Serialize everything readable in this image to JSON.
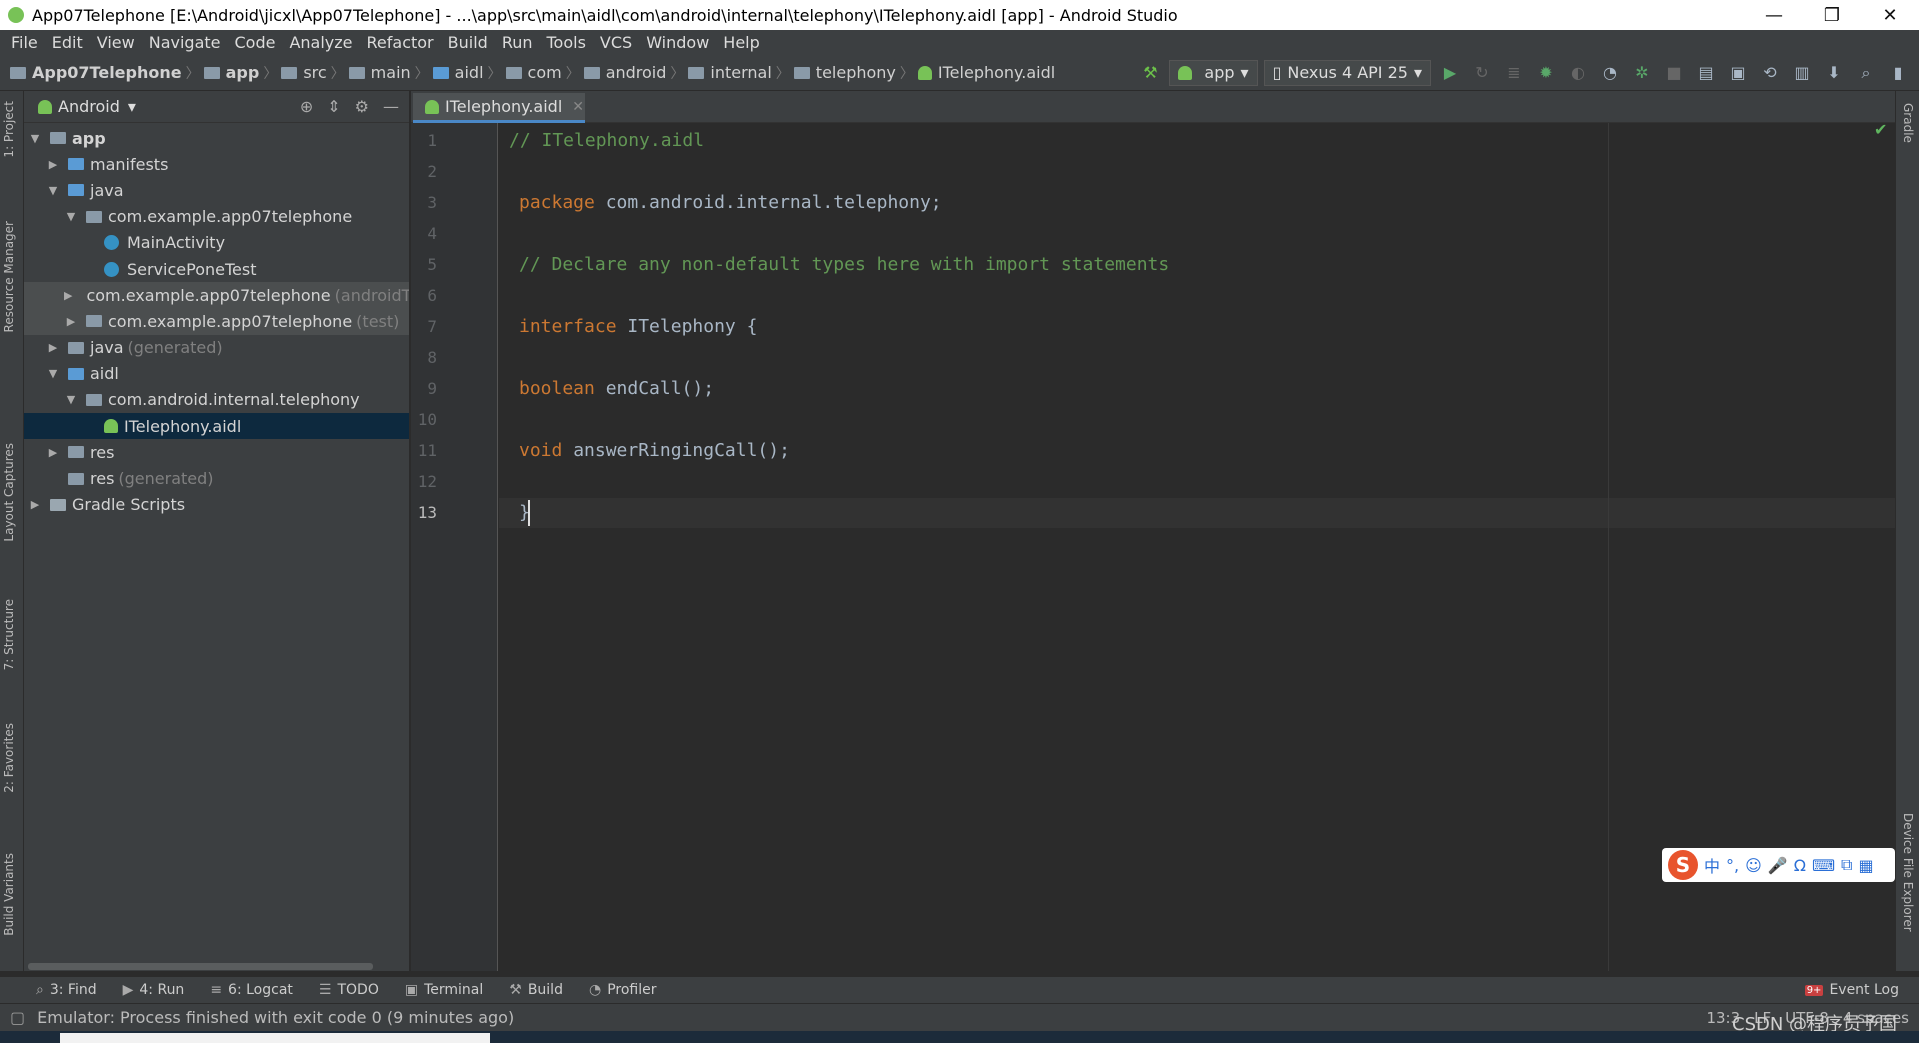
{
  "window": {
    "title": "App07Telephone [E:\\Android\\jicxl\\App07Telephone] - ...\\app\\src\\main\\aidl\\com\\android\\internal\\telephony\\ITelephony.aidl [app] - Android Studio",
    "minimize": "—",
    "restore": "❐",
    "close": "✕"
  },
  "menu": [
    "File",
    "Edit",
    "View",
    "Navigate",
    "Code",
    "Analyze",
    "Refactor",
    "Build",
    "Run",
    "Tools",
    "VCS",
    "Window",
    "Help"
  ],
  "breadcrumb": [
    "App07Telephone",
    "app",
    "src",
    "main",
    "aidl",
    "com",
    "android",
    "internal",
    "telephony",
    "ITelephony.aidl"
  ],
  "toolbar": {
    "run_config": "app",
    "device": "Nexus 4 API 25"
  },
  "left_tabs": [
    "1: Project",
    "Resource Manager",
    "Layout Captures",
    "7: Structure",
    "2: Favorites",
    "Build Variants"
  ],
  "right_tabs": [
    "Gradle",
    "Device File Explorer"
  ],
  "project": {
    "view": "Android",
    "tree": [
      {
        "label": "app",
        "suffix": ""
      },
      {
        "label": "manifests",
        "suffix": ""
      },
      {
        "label": "java",
        "suffix": ""
      },
      {
        "label": "com.example.app07telephone",
        "suffix": ""
      },
      {
        "label": "MainActivity",
        "suffix": ""
      },
      {
        "label": "ServicePoneTest",
        "suffix": ""
      },
      {
        "label": "com.example.app07telephone",
        "suffix": "(androidTest)"
      },
      {
        "label": "com.example.app07telephone",
        "suffix": "(test)"
      },
      {
        "label": "java",
        "suffix": "(generated)"
      },
      {
        "label": "aidl",
        "suffix": ""
      },
      {
        "label": "com.android.internal.telephony",
        "suffix": ""
      },
      {
        "label": "ITelephony.aidl",
        "suffix": ""
      },
      {
        "label": "res",
        "suffix": ""
      },
      {
        "label": "res",
        "suffix": "(generated)"
      },
      {
        "label": "Gradle Scripts",
        "suffix": ""
      }
    ]
  },
  "editor": {
    "tab": "ITelephony.aidl",
    "line_numbers": [
      "1",
      "2",
      "3",
      "4",
      "5",
      "6",
      "7",
      "8",
      "9",
      "10",
      "11",
      "12",
      "13"
    ],
    "lines": {
      "l1": "// ITelephony.aidl",
      "l3_kw": "package",
      "l3_rest": " com.android.internal.telephony;",
      "l5": "// Declare any non-default types here with import statements",
      "l7_kw": "interface",
      "l7_rest": " ITelephony {",
      "l9_kw": "boolean",
      "l9_rest": " endCall();",
      "l11_kw": "void",
      "l11_rest": " answerRingingCall();",
      "l13": "}"
    }
  },
  "bottom_tools": [
    {
      "icon": "⌕",
      "label": "3: Find"
    },
    {
      "icon": "▶",
      "label": "4: Run"
    },
    {
      "icon": "≡",
      "label": "6: Logcat"
    },
    {
      "icon": "☰",
      "label": "TODO"
    },
    {
      "icon": "▣",
      "label": "Terminal"
    },
    {
      "icon": "⚒",
      "label": "Build"
    },
    {
      "icon": "◔",
      "label": "Profiler"
    }
  ],
  "event_log": "Event Log",
  "event_badge": "9+",
  "status": {
    "message": "Emulator: Process finished with exit code 0 (9 minutes ago)",
    "position": "13:3",
    "line_sep": "LF",
    "encoding": "UTF-8",
    "indent": "4 spaces"
  },
  "ime": {
    "logo": "S",
    "mode": "中",
    "punct": "°,",
    "emoji": "☺",
    "mic": "🎤",
    "headset": "Ω",
    "keyboard": "⌨",
    "skin": "⧉",
    "grid": "▦"
  },
  "watermark": "CSDN @程序员予国"
}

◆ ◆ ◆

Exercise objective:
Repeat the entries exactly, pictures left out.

Final answer:
Serialize everything readable in this image to JSON.
{
  "window": {
    "title": "App07Telephone [E:\\Android\\jicxl\\App07Telephone] - ...\\app\\src\\main\\aidl\\com\\android\\internal\\telephony\\ITelephony.aidl [app] - Android Studio",
    "minimize": "—",
    "restore": "❐",
    "close": "✕"
  },
  "menu": [
    "File",
    "Edit",
    "View",
    "Navigate",
    "Code",
    "Analyze",
    "Refactor",
    "Build",
    "Run",
    "Tools",
    "VCS",
    "Window",
    "Help"
  ],
  "breadcrumb": [
    "App07Telephone",
    "app",
    "src",
    "main",
    "aidl",
    "com",
    "android",
    "internal",
    "telephony",
    "ITelephony.aidl"
  ],
  "toolbar": {
    "run_config": "app",
    "device": "Nexus 4 API 25"
  },
  "left_tabs": [
    "1: Project",
    "Resource Manager",
    "Layout Captures",
    "7: Structure",
    "2: Favorites",
    "Build Variants"
  ],
  "right_tabs": [
    "Gradle",
    "Device File Explorer"
  ],
  "project": {
    "view": "Android",
    "tree": [
      {
        "label": "app",
        "suffix": ""
      },
      {
        "label": "manifests",
        "suffix": ""
      },
      {
        "label": "java",
        "suffix": ""
      },
      {
        "label": "com.example.app07telephone",
        "suffix": ""
      },
      {
        "label": "MainActivity",
        "suffix": ""
      },
      {
        "label": "ServicePoneTest",
        "suffix": ""
      },
      {
        "label": "com.example.app07telephone",
        "suffix": "(androidTest)"
      },
      {
        "label": "com.example.app07telephone",
        "suffix": "(test)"
      },
      {
        "label": "java",
        "suffix": "(generated)"
      },
      {
        "label": "aidl",
        "suffix": ""
      },
      {
        "label": "com.android.internal.telephony",
        "suffix": ""
      },
      {
        "label": "ITelephony.aidl",
        "suffix": ""
      },
      {
        "label": "res",
        "suffix": ""
      },
      {
        "label": "res",
        "suffix": "(generated)"
      },
      {
        "label": "Gradle Scripts",
        "suffix": ""
      }
    ]
  },
  "editor": {
    "tab": "ITelephony.aidl",
    "line_numbers": [
      "1",
      "2",
      "3",
      "4",
      "5",
      "6",
      "7",
      "8",
      "9",
      "10",
      "11",
      "12",
      "13"
    ],
    "lines": {
      "l1": "// ITelephony.aidl",
      "l3_kw": "package",
      "l3_rest": " com.android.internal.telephony;",
      "l5": "// Declare any non-default types here with import statements",
      "l7_kw": "interface",
      "l7_rest": " ITelephony {",
      "l9_kw": "boolean",
      "l9_rest": " endCall();",
      "l11_kw": "void",
      "l11_rest": " answerRingingCall();",
      "l13": "}"
    }
  },
  "bottom_tools": [
    {
      "icon": "⌕",
      "label": "3: Find"
    },
    {
      "icon": "▶",
      "label": "4: Run"
    },
    {
      "icon": "≡",
      "label": "6: Logcat"
    },
    {
      "icon": "☰",
      "label": "TODO"
    },
    {
      "icon": "▣",
      "label": "Terminal"
    },
    {
      "icon": "⚒",
      "label": "Build"
    },
    {
      "icon": "◔",
      "label": "Profiler"
    }
  ],
  "event_log": "Event Log",
  "event_badge": "9+",
  "status": {
    "message": "Emulator: Process finished with exit code 0 (9 minutes ago)",
    "position": "13:3",
    "line_sep": "LF",
    "encoding": "UTF-8",
    "indent": "4 spaces"
  },
  "ime": {
    "logo": "S",
    "mode": "中",
    "punct": "°,",
    "emoji": "☺",
    "mic": "🎤",
    "headset": "Ω",
    "keyboard": "⌨",
    "skin": "⧉",
    "grid": "▦"
  },
  "watermark": "CSDN @程序员予国"
}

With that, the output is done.